Ciccarelli said her group originally had planned to march along the street where Mason lives, but they decided Five Points would offer more visibility. She said the new state law helps ensure students learn about people of all backgrounds and fosters tolerance for those who are different.
“So they’re not afraid of it,” Ciccarelli said. “So students won’t get bullied because they’re homosexual.”
The protest lasted a few hours with no confrontations. At one point, some demonstrators from each side held their signs on the same corner of the intersection.
Here’s what Mason wrote on her Facebook page:
“Wow…Tough day. The Liberals are going out of their way to attack my positions on the social issues that will largely influence any implementation of mandates as a result of my School Board ‘votes’. My Biblical family values are not up for random change.”

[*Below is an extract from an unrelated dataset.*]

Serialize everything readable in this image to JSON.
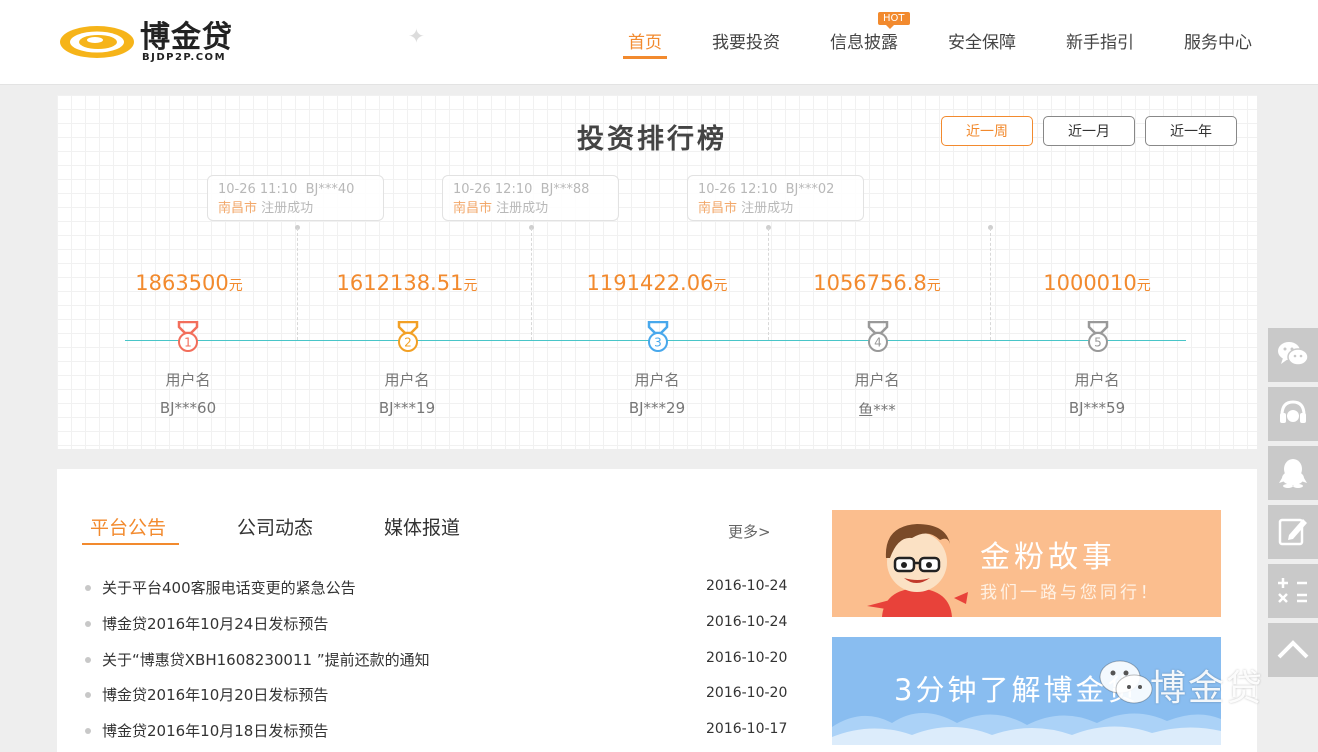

“My signs are being damaged, torn down and stolen all over town by the intolerant left. The threat of a Christian grandmother is more than they can take. I just received the third phone call this morning to let me know about the damage done in the dark of night. Having taken a stand for what is right and true, homosexuals and other liberals want to make me pay a price, if not financially at least emotionally and psychologically. Militant homosexual groups and pro-abortion activists have engaged in this type of behavior for decades, only now attacks are getting even more brazen. MM”
More from this local TV news report.
I don’t know what the outcome of tomorrow’s elections will be, but I’m not sure anyone’s Biblical views, least of all Mylinda Mason’s, belong on a public school board. And someone should tell her that the FAIR Education Act is about teaching diversity and civil rights, not what all the right-wing groups are telling her it’s about.